“Green space and recreational areas are very important to Knoxville, serving as economic and community drivers for the city,” said Mallonee. “White Lightning helps showcase Tennessee backroads in our area, pointing visitors to incredible outdoor experiences and highlighting pieces of history at locations such as Knoxville’s Market Square and Old City.”
The trail kicks off in Knoxville and guides tourists to ample local attractions on the way to cities such as Clinton, Jacksboro, Tazewell and Dandridge. The featured National Scenic Byway, East Tennessee Crossing, with noted history as the Cherokee Warriors’ Path, Wilderness Road, the Dixie Highway and Thunder Road, has been used since prehistoric times by travelers, hunters and tourists alike.
“Tennessee’s roadways and trails travel through areas rich in history and character,” said Commissioner Gerald Nicely. “To ensure visitors receive everything this trail has to offer, our team will be placing 150 signs over more than 300 miles of the trail by the end of August.”
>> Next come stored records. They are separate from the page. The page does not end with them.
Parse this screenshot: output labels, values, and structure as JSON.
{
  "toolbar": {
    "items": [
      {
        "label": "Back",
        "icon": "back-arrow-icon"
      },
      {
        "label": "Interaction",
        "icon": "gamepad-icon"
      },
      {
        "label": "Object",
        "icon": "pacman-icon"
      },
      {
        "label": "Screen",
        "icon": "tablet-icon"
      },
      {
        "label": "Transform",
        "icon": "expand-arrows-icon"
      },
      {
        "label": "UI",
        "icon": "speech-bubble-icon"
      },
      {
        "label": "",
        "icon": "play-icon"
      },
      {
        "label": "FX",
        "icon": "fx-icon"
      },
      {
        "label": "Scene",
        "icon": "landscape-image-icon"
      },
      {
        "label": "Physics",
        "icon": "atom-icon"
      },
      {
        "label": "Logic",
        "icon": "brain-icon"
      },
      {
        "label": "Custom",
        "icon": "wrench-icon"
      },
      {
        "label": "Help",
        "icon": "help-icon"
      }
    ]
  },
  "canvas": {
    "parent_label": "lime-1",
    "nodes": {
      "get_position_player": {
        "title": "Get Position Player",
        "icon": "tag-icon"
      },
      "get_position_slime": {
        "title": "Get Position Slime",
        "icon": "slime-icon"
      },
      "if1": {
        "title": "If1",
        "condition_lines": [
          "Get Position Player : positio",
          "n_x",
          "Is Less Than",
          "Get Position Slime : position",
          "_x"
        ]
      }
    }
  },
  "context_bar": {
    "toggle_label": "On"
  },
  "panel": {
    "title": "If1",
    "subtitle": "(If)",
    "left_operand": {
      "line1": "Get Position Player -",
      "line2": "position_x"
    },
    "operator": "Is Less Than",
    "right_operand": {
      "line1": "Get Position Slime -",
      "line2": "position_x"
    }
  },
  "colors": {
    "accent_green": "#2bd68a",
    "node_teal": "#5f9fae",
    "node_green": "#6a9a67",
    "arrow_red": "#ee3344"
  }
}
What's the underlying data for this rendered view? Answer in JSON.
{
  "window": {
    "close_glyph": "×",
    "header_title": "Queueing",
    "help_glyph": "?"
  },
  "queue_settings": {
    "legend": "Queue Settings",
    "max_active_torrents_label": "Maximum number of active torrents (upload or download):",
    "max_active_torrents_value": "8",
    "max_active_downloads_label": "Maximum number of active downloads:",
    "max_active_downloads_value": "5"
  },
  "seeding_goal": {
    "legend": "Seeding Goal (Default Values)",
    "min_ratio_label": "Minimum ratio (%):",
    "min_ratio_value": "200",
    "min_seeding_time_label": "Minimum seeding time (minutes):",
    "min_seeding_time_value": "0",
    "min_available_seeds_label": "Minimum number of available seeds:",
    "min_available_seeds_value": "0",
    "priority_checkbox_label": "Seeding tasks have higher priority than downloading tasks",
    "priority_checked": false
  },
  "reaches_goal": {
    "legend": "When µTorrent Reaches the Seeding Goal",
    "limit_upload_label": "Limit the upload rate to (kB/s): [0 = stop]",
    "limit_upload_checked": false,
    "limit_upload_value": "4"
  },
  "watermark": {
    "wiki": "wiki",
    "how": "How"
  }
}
Music is a constant presence that lives within the sights and sounds of the trails and throughout Tennessee. White Lightning travels through the hometowns of some of country music’s biggest stars, including Roy Acuff, known as “King of Country Music”; Chet Atkins, born in Luttrell and an Opry regular; Carl Smith, known as “Mr. Country”; and award-winning artist Kenny Chesney. The trail also offers a glimpse of the homes of historical figures such as James White and William Blount, a taste of great local restaurants such as Hoskins Drug Store & Soda Fountain in Clinton and Clinch Mountain Lookout Restaurant in Thorn Hill and a connection with the region’s mountain ancestors at the Museum of Appalachia.
“We’re so appreciative for the state’s combined efforts in showcasing our region through this trail,” said Kim Paul Bumpas, senior vice president of sales and marketing for Knoxville Tourism and Sports Corporation. “With the help of both departments and the support of regional partnerships among the nine counties, White Lightning is truly a team effort.”
The trail takes visitors on a journey of living lore, filled with tales of bootleggers, moonshine and fast cars combined with breathtaking views of the Cumberland Gap. Visitors will travel some of the same routes rebel bootleggers used to transport moonshine, a distilled corn whiskey also known as “white lightning.” Under the cloak of darkness, moonshine runners quickly transported on winding backroads their untaxed liquor during prohibition in the 1920s. To outrun tax collectors, bootleggers altered their cars from the original factory design so they could reach much higher speeds. For sport, bootleggers challenged each other to high-speed races in fields and pastures, known as “stock car racing.” Their fast and furious rides later paved the way to the start of NASCAR.
“The White Lightning Trail is another great example of how a regional approach is the best way to go,” said Knox County Mayor Mike Ragsdale. “The unique and exciting tourism sites along the trail will bring economic benefits to each of the nine counties represented and stimulate rural development within our county and beyond.”
In addition to popular attractions such as the Knoxville Zoo and Women’s Basketball Hall of Fame, other unique stops include Clinton’s Green McAdoo Cultural Center, where exhibits honor the famed “Clinton 12,” the 12 African-American students who first desegregated a state-supported high school, and Daniel Boone Visitor Information Center at Cumberland Gap National Historical Park, whose namesake helped clear the way for as many as 300,000 settlers seeking “new” lands. The trail also highlights several agritourism locations ranging from a pick-your-own-berries farm to corn mazes.
Published in The Messenger 7.28.10